What you need to do: Show every line in the material below in which the string "lisafritsche" appears.

╭──

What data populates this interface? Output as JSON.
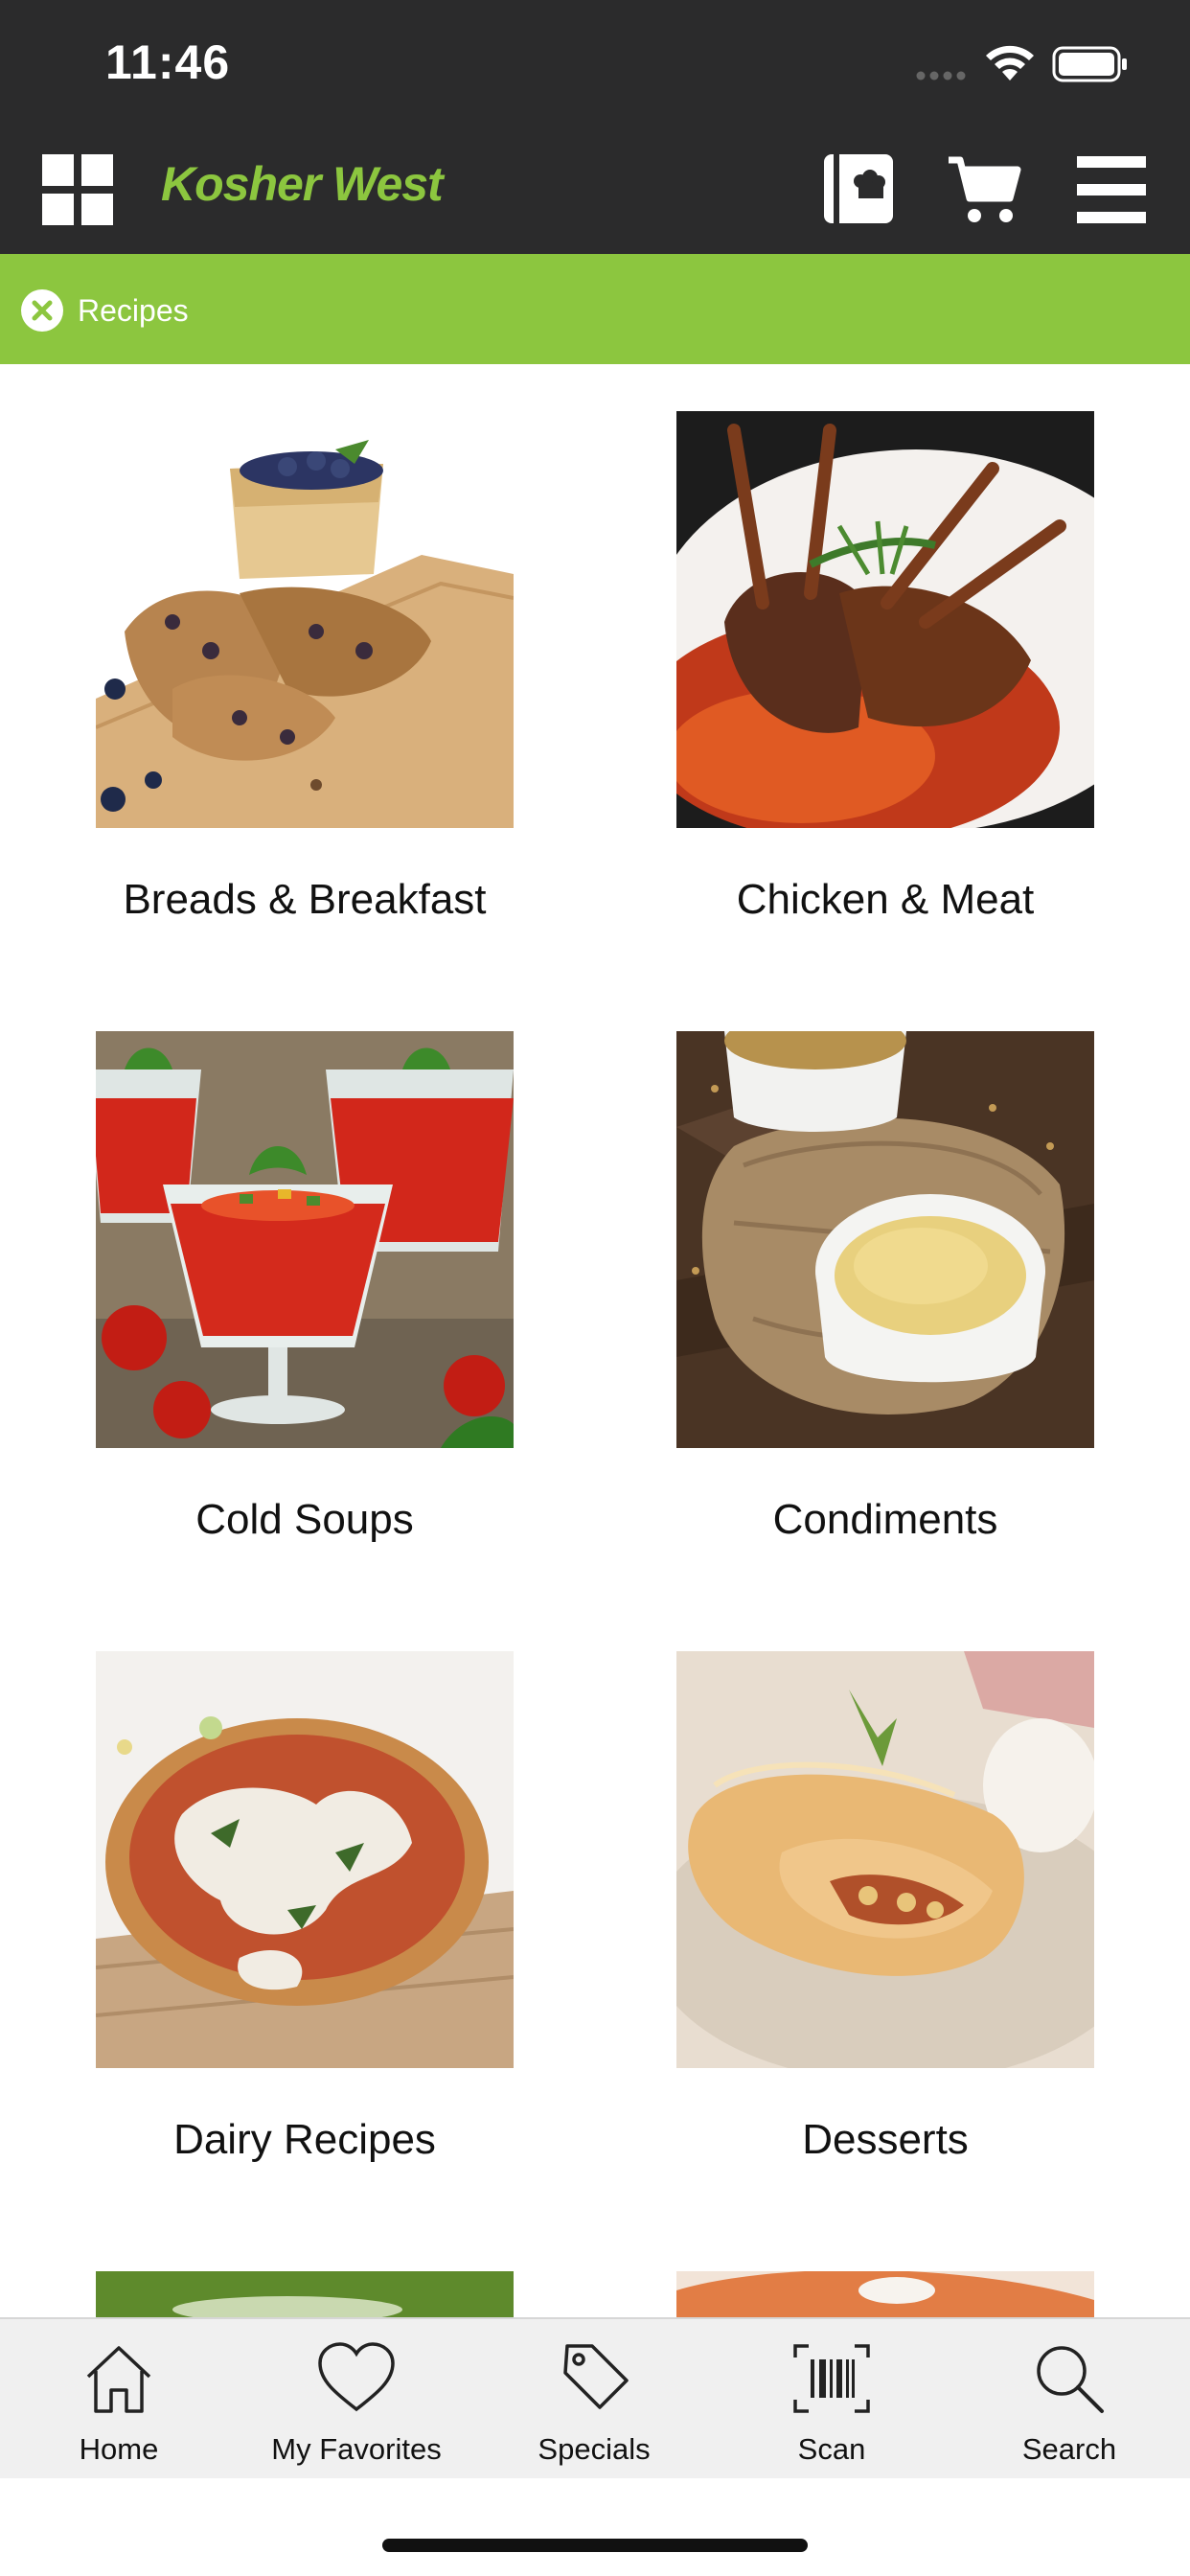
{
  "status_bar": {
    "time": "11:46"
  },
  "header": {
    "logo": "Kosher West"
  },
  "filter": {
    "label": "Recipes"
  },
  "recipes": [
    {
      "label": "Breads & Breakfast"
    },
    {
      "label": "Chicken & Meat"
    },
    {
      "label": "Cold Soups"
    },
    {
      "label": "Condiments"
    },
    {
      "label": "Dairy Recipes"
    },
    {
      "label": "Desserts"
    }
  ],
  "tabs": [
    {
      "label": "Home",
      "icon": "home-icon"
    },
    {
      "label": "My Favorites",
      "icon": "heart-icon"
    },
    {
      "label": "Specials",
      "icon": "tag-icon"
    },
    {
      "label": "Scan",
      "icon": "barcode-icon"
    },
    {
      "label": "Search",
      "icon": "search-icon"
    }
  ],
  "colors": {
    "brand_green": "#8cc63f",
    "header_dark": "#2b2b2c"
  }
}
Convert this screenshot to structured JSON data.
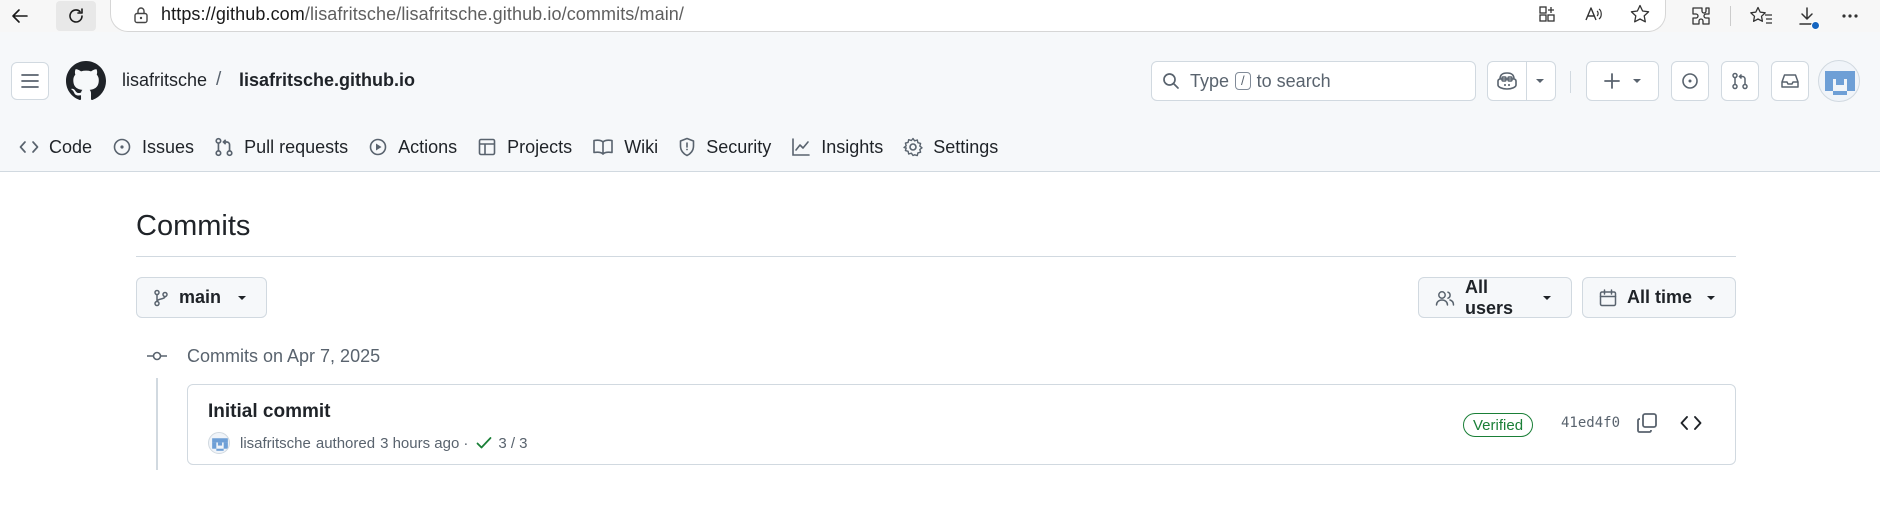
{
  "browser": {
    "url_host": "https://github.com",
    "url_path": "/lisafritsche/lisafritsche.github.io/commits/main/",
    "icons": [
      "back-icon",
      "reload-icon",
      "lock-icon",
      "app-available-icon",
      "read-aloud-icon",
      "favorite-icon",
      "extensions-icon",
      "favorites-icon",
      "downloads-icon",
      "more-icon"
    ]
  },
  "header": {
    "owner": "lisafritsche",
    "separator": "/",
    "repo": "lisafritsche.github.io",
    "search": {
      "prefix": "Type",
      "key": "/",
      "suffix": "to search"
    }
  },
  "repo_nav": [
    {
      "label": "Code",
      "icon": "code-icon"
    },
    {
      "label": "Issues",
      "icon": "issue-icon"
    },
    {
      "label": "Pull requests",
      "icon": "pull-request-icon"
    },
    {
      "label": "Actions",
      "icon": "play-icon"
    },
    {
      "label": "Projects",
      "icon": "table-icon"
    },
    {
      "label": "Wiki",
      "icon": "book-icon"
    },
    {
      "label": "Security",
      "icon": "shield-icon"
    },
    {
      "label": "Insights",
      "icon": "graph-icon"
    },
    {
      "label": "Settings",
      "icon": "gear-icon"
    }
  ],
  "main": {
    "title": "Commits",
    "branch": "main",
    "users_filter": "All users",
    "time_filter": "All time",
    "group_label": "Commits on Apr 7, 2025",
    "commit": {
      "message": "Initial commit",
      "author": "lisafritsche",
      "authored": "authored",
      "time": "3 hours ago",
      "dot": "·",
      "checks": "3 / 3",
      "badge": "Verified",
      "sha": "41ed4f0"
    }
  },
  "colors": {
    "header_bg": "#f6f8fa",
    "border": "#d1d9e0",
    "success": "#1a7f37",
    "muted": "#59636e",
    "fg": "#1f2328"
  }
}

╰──

Solution to the exercise:
    "url_path": "/lisafritsche/lisafritsche.github.io/commits/main/",
    "owner": "lisafritsche",
    "repo": "lisafritsche.github.io",
      "author": "lisafritsche",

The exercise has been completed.